I was reminded of that quote when I read an article about famous coaches in professional sports. Guys like Bill Belichick of the New England Patriots or Bill Walsh of the San Francisco 49ers. Or basketball giants like Red Auerbach, Phil Jackson and Pat Riley. Or baseball managers like Joe Torre.
This article suggested that while we can marvel at the coaching records and successes, each of those coaches were fortunate to be partnered up with the greatest players of the time in the sports they were playing. In effect, the article suggested, the coaches may be great because they found the “right parade.”
I believe coaching and leadership matters. Coaches help draw up strategies. They define roles. They endeavor to show players how they can be more effective. They can rally the team when it is called for. They can hold players accountable to high standards.
But, at the end of the day, the players must be good at what they do, be striving to get better and believe in the program laid out by the coach.
We have recently gone through the 10 Commitments. We highlighted the importance of working together as a team to achieve safety, to delight our customers, to maintain and operate all of our assets in the best way possible, to efficiently and productively produce the outcomes that lead to profit, and to do all those things better tomorrow.
I think it’s a pretty good plan. I believe if it is well executed it will allow us to win in the marketplace.

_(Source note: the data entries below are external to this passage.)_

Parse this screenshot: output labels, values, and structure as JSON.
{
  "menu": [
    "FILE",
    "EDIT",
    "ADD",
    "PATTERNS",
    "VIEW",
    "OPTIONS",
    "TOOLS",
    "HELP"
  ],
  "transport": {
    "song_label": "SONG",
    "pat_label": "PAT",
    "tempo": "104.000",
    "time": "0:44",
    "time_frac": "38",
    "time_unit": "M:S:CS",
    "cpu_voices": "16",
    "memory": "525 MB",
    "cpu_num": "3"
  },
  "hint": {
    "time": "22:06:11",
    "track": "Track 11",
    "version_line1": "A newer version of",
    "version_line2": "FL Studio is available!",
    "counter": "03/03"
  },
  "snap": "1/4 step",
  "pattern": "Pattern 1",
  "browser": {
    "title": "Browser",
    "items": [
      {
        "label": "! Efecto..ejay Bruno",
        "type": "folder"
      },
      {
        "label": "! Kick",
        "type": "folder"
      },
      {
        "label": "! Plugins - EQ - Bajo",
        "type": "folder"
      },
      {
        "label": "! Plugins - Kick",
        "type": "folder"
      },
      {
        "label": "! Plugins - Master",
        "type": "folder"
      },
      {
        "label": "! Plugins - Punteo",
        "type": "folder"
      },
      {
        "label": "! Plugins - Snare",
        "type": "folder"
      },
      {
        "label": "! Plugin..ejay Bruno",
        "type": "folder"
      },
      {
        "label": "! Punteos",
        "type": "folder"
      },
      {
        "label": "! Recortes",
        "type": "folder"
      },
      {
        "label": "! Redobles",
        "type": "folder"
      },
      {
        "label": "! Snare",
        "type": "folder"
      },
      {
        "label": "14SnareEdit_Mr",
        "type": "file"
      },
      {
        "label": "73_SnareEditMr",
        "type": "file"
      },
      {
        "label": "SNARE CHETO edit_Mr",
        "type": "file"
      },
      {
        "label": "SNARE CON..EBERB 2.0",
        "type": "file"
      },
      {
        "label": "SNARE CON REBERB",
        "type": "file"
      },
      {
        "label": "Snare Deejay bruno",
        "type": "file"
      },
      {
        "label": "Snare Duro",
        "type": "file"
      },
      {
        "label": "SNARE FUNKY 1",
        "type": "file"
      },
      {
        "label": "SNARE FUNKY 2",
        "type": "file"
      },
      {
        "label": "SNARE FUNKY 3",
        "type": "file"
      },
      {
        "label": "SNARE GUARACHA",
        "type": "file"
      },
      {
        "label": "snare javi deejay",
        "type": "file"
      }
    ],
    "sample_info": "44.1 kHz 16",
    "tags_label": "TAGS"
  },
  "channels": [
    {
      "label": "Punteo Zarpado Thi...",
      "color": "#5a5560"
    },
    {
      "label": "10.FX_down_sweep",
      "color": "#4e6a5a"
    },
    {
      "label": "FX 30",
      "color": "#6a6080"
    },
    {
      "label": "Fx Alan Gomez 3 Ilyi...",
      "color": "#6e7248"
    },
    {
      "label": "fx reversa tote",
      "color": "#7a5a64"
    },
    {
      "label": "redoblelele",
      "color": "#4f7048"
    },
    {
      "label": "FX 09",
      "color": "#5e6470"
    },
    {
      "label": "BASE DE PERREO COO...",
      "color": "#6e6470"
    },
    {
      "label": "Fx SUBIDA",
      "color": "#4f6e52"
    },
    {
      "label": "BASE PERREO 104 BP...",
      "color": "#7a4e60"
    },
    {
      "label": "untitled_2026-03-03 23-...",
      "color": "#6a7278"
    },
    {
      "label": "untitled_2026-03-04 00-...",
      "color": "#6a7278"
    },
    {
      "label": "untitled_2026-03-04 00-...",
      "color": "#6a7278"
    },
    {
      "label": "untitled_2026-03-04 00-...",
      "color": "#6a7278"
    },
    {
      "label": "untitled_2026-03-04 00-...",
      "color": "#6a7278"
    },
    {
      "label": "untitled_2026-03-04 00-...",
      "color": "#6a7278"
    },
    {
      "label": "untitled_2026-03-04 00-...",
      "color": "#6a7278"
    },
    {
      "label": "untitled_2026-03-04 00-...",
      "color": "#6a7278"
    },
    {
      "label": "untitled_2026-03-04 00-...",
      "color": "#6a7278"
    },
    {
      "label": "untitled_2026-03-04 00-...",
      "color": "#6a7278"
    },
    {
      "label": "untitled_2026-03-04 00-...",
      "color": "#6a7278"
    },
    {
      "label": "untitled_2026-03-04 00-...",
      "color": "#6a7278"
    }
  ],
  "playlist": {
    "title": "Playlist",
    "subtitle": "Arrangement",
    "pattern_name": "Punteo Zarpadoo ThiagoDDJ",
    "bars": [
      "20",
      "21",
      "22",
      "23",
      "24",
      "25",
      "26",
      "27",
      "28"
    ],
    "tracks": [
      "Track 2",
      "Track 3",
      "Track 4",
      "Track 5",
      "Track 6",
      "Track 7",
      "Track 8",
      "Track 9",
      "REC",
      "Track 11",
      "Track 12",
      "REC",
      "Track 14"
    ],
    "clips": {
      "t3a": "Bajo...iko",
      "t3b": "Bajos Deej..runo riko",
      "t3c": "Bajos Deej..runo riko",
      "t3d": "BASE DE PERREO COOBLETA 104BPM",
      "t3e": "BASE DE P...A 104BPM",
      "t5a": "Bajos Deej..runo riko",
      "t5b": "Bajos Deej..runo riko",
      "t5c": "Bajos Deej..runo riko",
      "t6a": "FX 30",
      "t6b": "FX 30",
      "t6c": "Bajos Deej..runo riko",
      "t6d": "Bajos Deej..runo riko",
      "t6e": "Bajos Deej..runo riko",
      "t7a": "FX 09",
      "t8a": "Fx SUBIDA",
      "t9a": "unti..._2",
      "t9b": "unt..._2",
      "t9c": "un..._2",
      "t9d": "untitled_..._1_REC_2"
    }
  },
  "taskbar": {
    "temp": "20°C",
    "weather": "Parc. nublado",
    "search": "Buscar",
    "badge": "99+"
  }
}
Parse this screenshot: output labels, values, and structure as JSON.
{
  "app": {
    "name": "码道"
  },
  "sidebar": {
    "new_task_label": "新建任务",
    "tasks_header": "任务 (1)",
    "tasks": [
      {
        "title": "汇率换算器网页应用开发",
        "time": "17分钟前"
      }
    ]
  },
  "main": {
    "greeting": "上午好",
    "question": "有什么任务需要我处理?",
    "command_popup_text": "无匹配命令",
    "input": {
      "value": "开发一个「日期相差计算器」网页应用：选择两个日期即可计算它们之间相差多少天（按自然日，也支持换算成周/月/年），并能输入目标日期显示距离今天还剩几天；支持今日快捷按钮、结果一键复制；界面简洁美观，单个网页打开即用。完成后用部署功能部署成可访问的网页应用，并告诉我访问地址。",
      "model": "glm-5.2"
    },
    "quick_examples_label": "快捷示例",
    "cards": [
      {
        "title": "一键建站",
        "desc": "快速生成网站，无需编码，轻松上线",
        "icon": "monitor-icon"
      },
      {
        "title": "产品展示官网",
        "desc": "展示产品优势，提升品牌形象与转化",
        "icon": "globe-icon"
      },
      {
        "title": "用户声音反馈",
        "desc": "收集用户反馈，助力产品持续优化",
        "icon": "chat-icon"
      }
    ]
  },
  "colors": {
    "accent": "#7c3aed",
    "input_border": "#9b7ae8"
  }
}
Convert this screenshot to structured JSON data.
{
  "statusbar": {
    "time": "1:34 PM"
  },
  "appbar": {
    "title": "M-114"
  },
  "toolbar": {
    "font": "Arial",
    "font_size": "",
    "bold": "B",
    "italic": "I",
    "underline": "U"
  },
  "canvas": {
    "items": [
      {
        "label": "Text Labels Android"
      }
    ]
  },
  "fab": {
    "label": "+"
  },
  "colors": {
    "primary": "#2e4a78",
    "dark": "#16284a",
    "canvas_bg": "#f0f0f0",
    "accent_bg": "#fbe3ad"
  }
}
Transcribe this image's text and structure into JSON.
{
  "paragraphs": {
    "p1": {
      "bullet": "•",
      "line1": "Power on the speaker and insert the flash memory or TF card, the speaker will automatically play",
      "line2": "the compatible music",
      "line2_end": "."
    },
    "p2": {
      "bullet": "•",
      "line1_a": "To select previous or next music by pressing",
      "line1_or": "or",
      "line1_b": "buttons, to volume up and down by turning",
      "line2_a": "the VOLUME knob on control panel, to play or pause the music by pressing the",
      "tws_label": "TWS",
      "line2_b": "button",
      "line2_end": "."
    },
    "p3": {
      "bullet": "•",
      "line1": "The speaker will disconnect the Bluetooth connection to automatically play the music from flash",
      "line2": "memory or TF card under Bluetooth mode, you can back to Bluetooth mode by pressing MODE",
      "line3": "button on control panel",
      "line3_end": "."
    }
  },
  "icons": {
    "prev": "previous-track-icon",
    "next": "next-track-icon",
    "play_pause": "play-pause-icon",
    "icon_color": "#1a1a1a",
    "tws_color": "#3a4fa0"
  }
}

But, I’m not confused. I can describe the plan and teach it. But, you will be the team that achieves it. You have to believe it. You have to focus on its effective execution every day. That kind of execution takes an every-player effort.
Are you in?